What’s on the Cards for us?
As well as having dramatically expanded the range of what was available for the players to confront, the Dunwich Legacy campaign has also given us a load more player cards, particularly cards at the higher experience levels. I wrote an article for Mythos Busters back in the autumn of last year, lamenting how few opportunities there were to really level up into the powerful options, and how a secondary class might as well be a primary one, given how few cards were out of scope.
Since then, things have improved massively, and probably at the time they needed to, when we actually have the XP to spend: XP is a bit harder to come by in Dunwich Legacy than it was in Night of the Zealot, but you’ll still chalk up a fair amount over the course of the campaign, and there’s plenty of choice on what to do.
The introduction of permanent cards like Charisma, or the skill-boosting talents allow you to really focus the direction of your deck, but even without them, there are plenty of choices to make between powerful bomb effects like a Pocket Watch or Lightning Gun, and basic efficiency upgrades like simply taking the better version of a card.
I’ve never been the world’s greatest deck-builder, and the more the card pool expands, the more I’m sure I’ll find myself floundering with the best route to take. That said, the fact that we’ve reached the end of a full cycle and my wife is still choosing her own deck upgrades (in 6 years she has never built her own LotR deck) is another great testament to how well this game has been put together.
That’s about all I wanted to say on the Dunwich Legacy.
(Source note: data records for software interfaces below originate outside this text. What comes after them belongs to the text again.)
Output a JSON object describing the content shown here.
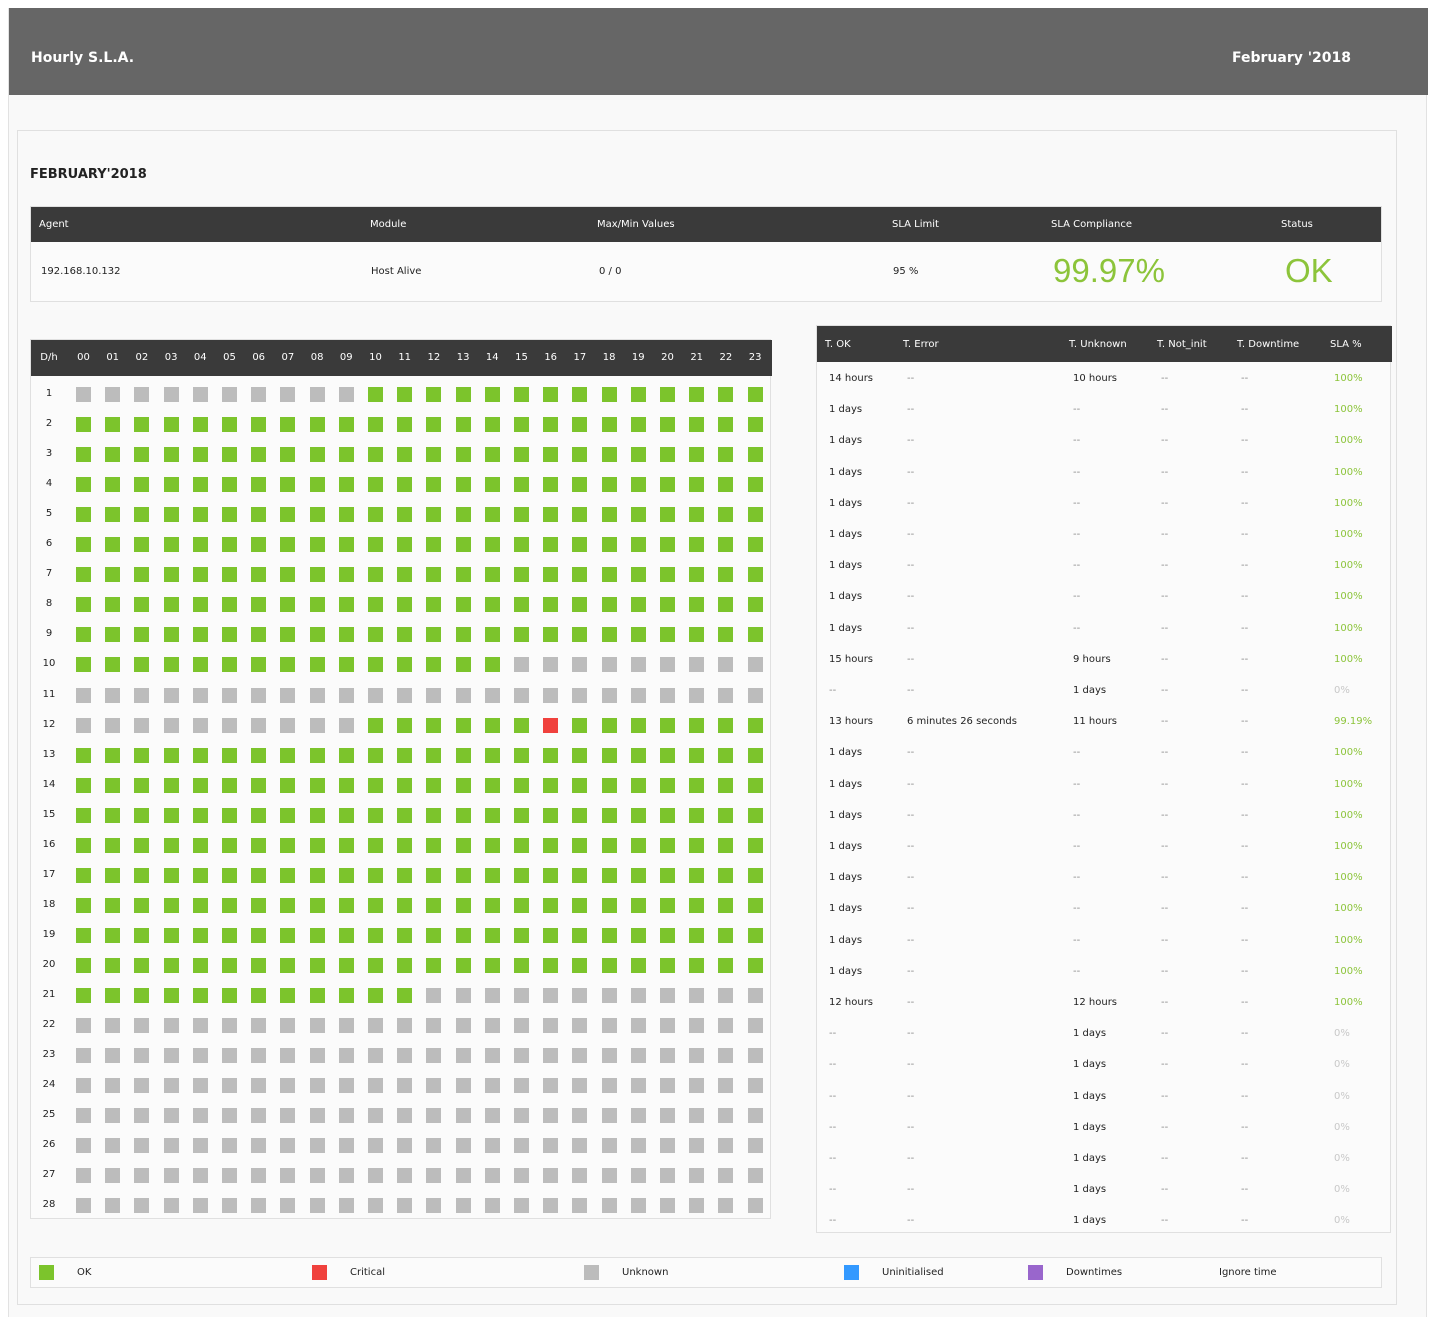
{
  "header": {
    "title": "Hourly S.L.A.",
    "month": "February '2018"
  },
  "section_title": "FEBRUARY'2018",
  "summary": {
    "columns": [
      "Agent",
      "Module",
      "Max/Min Values",
      "SLA Limit",
      "SLA Compliance",
      "Status"
    ],
    "agent": "192.168.10.132",
    "module": "Host Alive",
    "maxmin": "0 / 0",
    "sla_limit": "95 %",
    "sla_compliance": "99.97%",
    "status": "OK"
  },
  "grid": {
    "corner_label": "D/h",
    "hours": [
      "00",
      "01",
      "02",
      "03",
      "04",
      "05",
      "06",
      "07",
      "08",
      "09",
      "10",
      "11",
      "12",
      "13",
      "14",
      "15",
      "16",
      "17",
      "18",
      "19",
      "20",
      "21",
      "22",
      "23"
    ],
    "days": [
      {
        "label": "1",
        "cells": "UUUUUUUUUUOOOOOOOOOOOOOO"
      },
      {
        "label": "2",
        "cells": "OOOOOOOOOOOOOOOOOOOOOOOO"
      },
      {
        "label": "3",
        "cells": "OOOOOOOOOOOOOOOOOOOOOOOO"
      },
      {
        "label": "4",
        "cells": "OOOOOOOOOOOOOOOOOOOOOOOO"
      },
      {
        "label": "5",
        "cells": "OOOOOOOOOOOOOOOOOOOOOOOO"
      },
      {
        "label": "6",
        "cells": "OOOOOOOOOOOOOOOOOOOOOOOO"
      },
      {
        "label": "7",
        "cells": "OOOOOOOOOOOOOOOOOOOOOOOO"
      },
      {
        "label": "8",
        "cells": "OOOOOOOOOOOOOOOOOOOOOOOO"
      },
      {
        "label": "9",
        "cells": "OOOOOOOOOOOOOOOOOOOOOOOO"
      },
      {
        "label": "10",
        "cells": "OOOOOOOOOOOOOOOUUUUUUUUU"
      },
      {
        "label": "11",
        "cells": "UUUUUUUUUUUUUUUUUUUUUUUU"
      },
      {
        "label": "12",
        "cells": "UUUUUUUUUUOOOOOOCOOOOOOO"
      },
      {
        "label": "13",
        "cells": "OOOOOOOOOOOOOOOOOOOOOOOO"
      },
      {
        "label": "14",
        "cells": "OOOOOOOOOOOOOOOOOOOOOOOO"
      },
      {
        "label": "15",
        "cells": "OOOOOOOOOOOOOOOOOOOOOOOO"
      },
      {
        "label": "16",
        "cells": "OOOOOOOOOOOOOOOOOOOOOOOO"
      },
      {
        "label": "17",
        "cells": "OOOOOOOOOOOOOOOOOOOOOOOO"
      },
      {
        "label": "18",
        "cells": "OOOOOOOOOOOOOOOOOOOOOOOO"
      },
      {
        "label": "19",
        "cells": "OOOOOOOOOOOOOOOOOOOOOOOO"
      },
      {
        "label": "20",
        "cells": "OOOOOOOOOOOOOOOOOOOOOOOO"
      },
      {
        "label": "21",
        "cells": "OOOOOOOOOOOOUUUUUUUUUUUU"
      },
      {
        "label": "22",
        "cells": "UUUUUUUUUUUUUUUUUUUUUUUU"
      },
      {
        "label": "23",
        "cells": "UUUUUUUUUUUUUUUUUUUUUUUU"
      },
      {
        "label": "24",
        "cells": "UUUUUUUUUUUUUUUUUUUUUUUU"
      },
      {
        "label": "25",
        "cells": "UUUUUUUUUUUUUUUUUUUUUUUU"
      },
      {
        "label": "26",
        "cells": "UUUUUUUUUUUUUUUUUUUUUUUU"
      },
      {
        "label": "27",
        "cells": "UUUUUUUUUUUUUUUUUUUUUUUU"
      },
      {
        "label": "28",
        "cells": "UUUUUUUUUUUUUUUUUUUUUUUU"
      }
    ]
  },
  "stats": {
    "columns": [
      "T. OK",
      "T. Error",
      "T. Unknown",
      "T. Not_init",
      "T. Downtime",
      "SLA %"
    ],
    "rows": [
      [
        "14 hours",
        "--",
        "10 hours",
        "--",
        "--",
        "100%"
      ],
      [
        "1 days",
        "--",
        "--",
        "--",
        "--",
        "100%"
      ],
      [
        "1 days",
        "--",
        "--",
        "--",
        "--",
        "100%"
      ],
      [
        "1 days",
        "--",
        "--",
        "--",
        "--",
        "100%"
      ],
      [
        "1 days",
        "--",
        "--",
        "--",
        "--",
        "100%"
      ],
      [
        "1 days",
        "--",
        "--",
        "--",
        "--",
        "100%"
      ],
      [
        "1 days",
        "--",
        "--",
        "--",
        "--",
        "100%"
      ],
      [
        "1 days",
        "--",
        "--",
        "--",
        "--",
        "100%"
      ],
      [
        "1 days",
        "--",
        "--",
        "--",
        "--",
        "100%"
      ],
      [
        "15 hours",
        "--",
        "9 hours",
        "--",
        "--",
        "100%"
      ],
      [
        "--",
        "--",
        "1 days",
        "--",
        "--",
        "0%"
      ],
      [
        "13 hours",
        "6 minutes 26 seconds",
        "11 hours",
        "--",
        "--",
        "99.19%"
      ],
      [
        "1 days",
        "--",
        "--",
        "--",
        "--",
        "100%"
      ],
      [
        "1 days",
        "--",
        "--",
        "--",
        "--",
        "100%"
      ],
      [
        "1 days",
        "--",
        "--",
        "--",
        "--",
        "100%"
      ],
      [
        "1 days",
        "--",
        "--",
        "--",
        "--",
        "100%"
      ],
      [
        "1 days",
        "--",
        "--",
        "--",
        "--",
        "100%"
      ],
      [
        "1 days",
        "--",
        "--",
        "--",
        "--",
        "100%"
      ],
      [
        "1 days",
        "--",
        "--",
        "--",
        "--",
        "100%"
      ],
      [
        "1 days",
        "--",
        "--",
        "--",
        "--",
        "100%"
      ],
      [
        "12 hours",
        "--",
        "12 hours",
        "--",
        "--",
        "100%"
      ],
      [
        "--",
        "--",
        "1 days",
        "--",
        "--",
        "0%"
      ],
      [
        "--",
        "--",
        "1 days",
        "--",
        "--",
        "0%"
      ],
      [
        "--",
        "--",
        "1 days",
        "--",
        "--",
        "0%"
      ],
      [
        "--",
        "--",
        "1 days",
        "--",
        "--",
        "0%"
      ],
      [
        "--",
        "--",
        "1 days",
        "--",
        "--",
        "0%"
      ],
      [
        "--",
        "--",
        "1 days",
        "--",
        "--",
        "0%"
      ],
      [
        "--",
        "--",
        "1 days",
        "--",
        "--",
        "0%"
      ]
    ]
  },
  "legend": [
    {
      "label": "OK",
      "color": "#7cc42c"
    },
    {
      "label": "Critical",
      "color": "#f0413d"
    },
    {
      "label": "Unknown",
      "color": "#bcbcbc"
    },
    {
      "label": "Uninitialised",
      "color": "#3399ff"
    },
    {
      "label": "Downtimes",
      "color": "#9966cc"
    },
    {
      "label": "Ignore time",
      "color": ""
    }
  ],
  "colors": {
    "ok": "#7cc42c",
    "critical": "#f0413d",
    "unknown": "#bcbcbc",
    "accent_text": "#8cc43a",
    "header_bg": "#3a3a3a"
  }
}
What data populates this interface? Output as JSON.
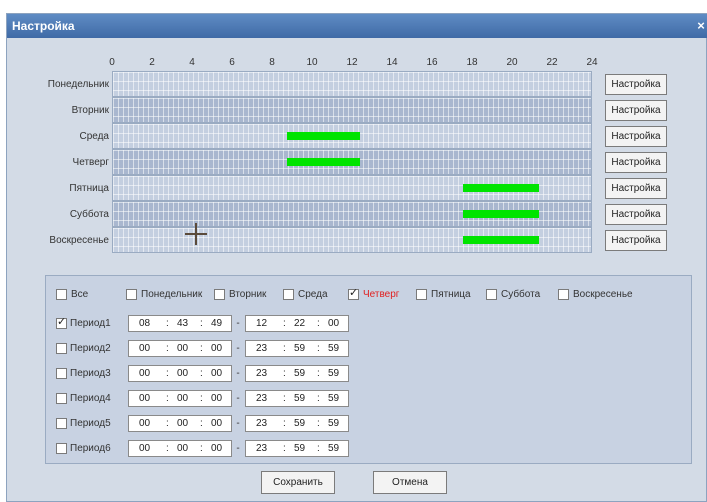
{
  "dialog": {
    "title": "Настройка",
    "close_label": "×"
  },
  "hours": [
    "0",
    "2",
    "4",
    "6",
    "8",
    "10",
    "12",
    "14",
    "16",
    "18",
    "20",
    "22",
    "24"
  ],
  "days": [
    {
      "label": "Понедельник",
      "button": "Настройка",
      "segments": []
    },
    {
      "label": "Вторник",
      "button": "Настройка",
      "segments": []
    },
    {
      "label": "Среда",
      "button": "Настройка",
      "segments": [
        [
          8.72,
          12.37
        ]
      ]
    },
    {
      "label": "Четверг",
      "button": "Настройка",
      "segments": [
        [
          8.72,
          12.37
        ]
      ]
    },
    {
      "label": "Пятница",
      "button": "Настройка",
      "segments": [
        [
          17.5,
          21.3
        ]
      ]
    },
    {
      "label": "Суббота",
      "button": "Настройка",
      "segments": [
        [
          17.5,
          21.3
        ]
      ]
    },
    {
      "label": "Воскресенье",
      "button": "Настройка",
      "segments": [
        [
          17.5,
          21.3
        ]
      ]
    }
  ],
  "segment_color": "#00e400",
  "checkboxes": [
    {
      "label": "Все",
      "checked": false
    },
    {
      "label": "Понедельник",
      "checked": false
    },
    {
      "label": "Вторник",
      "checked": false
    },
    {
      "label": "Среда",
      "checked": false
    },
    {
      "label": "Четверг",
      "checked": true
    },
    {
      "label": "Пятница",
      "checked": false
    },
    {
      "label": "Суббота",
      "checked": false
    },
    {
      "label": "Воскресенье",
      "checked": false
    }
  ],
  "periods": [
    {
      "label": "Период1",
      "checked": true,
      "start": [
        "08",
        "43",
        "49"
      ],
      "end": [
        "12",
        "22",
        "00"
      ]
    },
    {
      "label": "Период2",
      "checked": false,
      "start": [
        "00",
        "00",
        "00"
      ],
      "end": [
        "23",
        "59",
        "59"
      ]
    },
    {
      "label": "Период3",
      "checked": false,
      "start": [
        "00",
        "00",
        "00"
      ],
      "end": [
        "23",
        "59",
        "59"
      ]
    },
    {
      "label": "Период4",
      "checked": false,
      "start": [
        "00",
        "00",
        "00"
      ],
      "end": [
        "23",
        "59",
        "59"
      ]
    },
    {
      "label": "Период5",
      "checked": false,
      "start": [
        "00",
        "00",
        "00"
      ],
      "end": [
        "23",
        "59",
        "59"
      ]
    },
    {
      "label": "Период6",
      "checked": false,
      "start": [
        "00",
        "00",
        "00"
      ],
      "end": [
        "23",
        "59",
        "59"
      ]
    }
  ],
  "time_separator": ":",
  "range_separator": "-",
  "footer": {
    "save": "Сохранить",
    "cancel": "Отмена"
  }
}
A good mysterious cultists and forces which should not be tampered with story to get us started, with a few 1920s mobsters thrown in for good measure. From the little we know about the next cycle, Path to Carcosa, it looks like we could have a very different feel, something more psychological, where the danger is in your own mind, just as much as in the cultist’s knife.